These days I am seeing more and more people with this problem and helping them eliminate their fear of public speaking so they can have a more fulfilling life.

Learn More On Public Speaking Hypnotherapy?

Would you like to learn more about how Synergy hypnotherapy can help you eliminate your Public Speaking and related problems? So you can feel more relaxed, happier being able to cope with life easier and things just won't bother you like they used to.

Then visit our Hypnosis for Phobias service's page or...

About the author

Rodney Inns

At 40, I realised I was really unhappy. It was very strange it was like I had been sleepwalking or oblivious. After finding NLP and Hypnotherapy, I discovered I was good at helping myself and others with their problems, so I decided to pursue Hypnotherapy as a career.

After completing studies in NLP and Hypnotherapy. They invited me back to participate in courses as an assistant to help train others over the next 5 years. If you are struggling with emotional and behavioural problems? You’re in luck because I specialise in eliminating emotions.

I believe everyone deserves to be helped. My mission is to help people eliminate their emotional and behavioural problems that are causing pain because I know firsthand how painful it can be to have these problems.

Leave a Reply

Your email address will not be published. Required fields are marked

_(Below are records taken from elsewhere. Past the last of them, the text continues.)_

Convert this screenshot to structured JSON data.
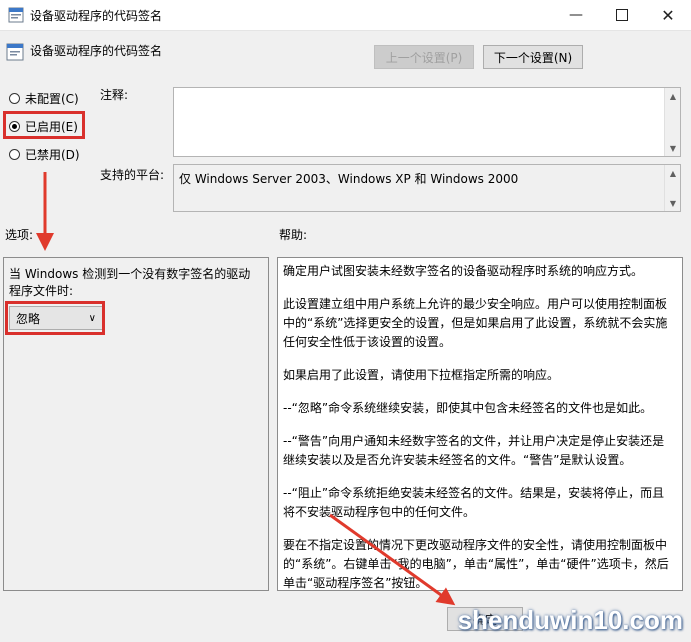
{
  "window": {
    "title": "设备驱动程序的代码签名"
  },
  "header": {
    "title": "设备驱动程序的代码签名"
  },
  "nav": {
    "prev_label": "上一个设置(P)",
    "next_label": "下一个设置(N)"
  },
  "radios": [
    {
      "label": "未配置(C)",
      "checked": false
    },
    {
      "label": "已启用(E)",
      "checked": true
    },
    {
      "label": "已禁用(D)",
      "checked": false
    }
  ],
  "comment": {
    "label": "注释:",
    "value": ""
  },
  "platform": {
    "label": "支持的平台:",
    "value": "仅 Windows Server 2003、Windows XP 和 Windows 2000"
  },
  "options": {
    "label": "选项:",
    "description": "当 Windows 检测到一个没有数字签名的驱动程序文件时:",
    "selected": "忽略"
  },
  "help": {
    "label": "帮助:",
    "paragraphs": [
      "确定用户试图安装未经数字签名的设备驱动程序时系统的响应方式。",
      "此设置建立组中用户系统上允许的最少安全响应。用户可以使用控制面板中的“系统”选择更安全的设置，但是如果启用了此设置，系统就不会实施任何安全性低于该设置的设置。",
      "如果启用了此设置，请使用下拉框指定所需的响应。",
      "--“忽略”命令系统继续安装，即使其中包含未经签名的文件也是如此。",
      "--“警告”向用户通知未经数字签名的文件，并让用户决定是停止安装还是继续安装以及是否允许安装未经签名的文件。“警告”是默认设置。",
      "--“阻止”命令系统拒绝安装未经签名的文件。结果是，安装将停止，而且将不安装驱动程序包中的任何文件。",
      "要在不指定设置的情况下更改驱动程序文件的安全性，请使用控制面板中的“系统”。右键单击“我的电脑”，单击“属性”，单击“硬件”选项卡，然后单击“驱动程序签名”按钮。"
    ]
  },
  "footer": {
    "ok_label": "确定"
  },
  "watermark": "shenduwin10.com",
  "colors": {
    "highlight_red": "#d9302c",
    "arrow_red": "#e03a2c"
  }
}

{"email":"Email address invalid","url":"Website address invalid","required":"Required field missing"}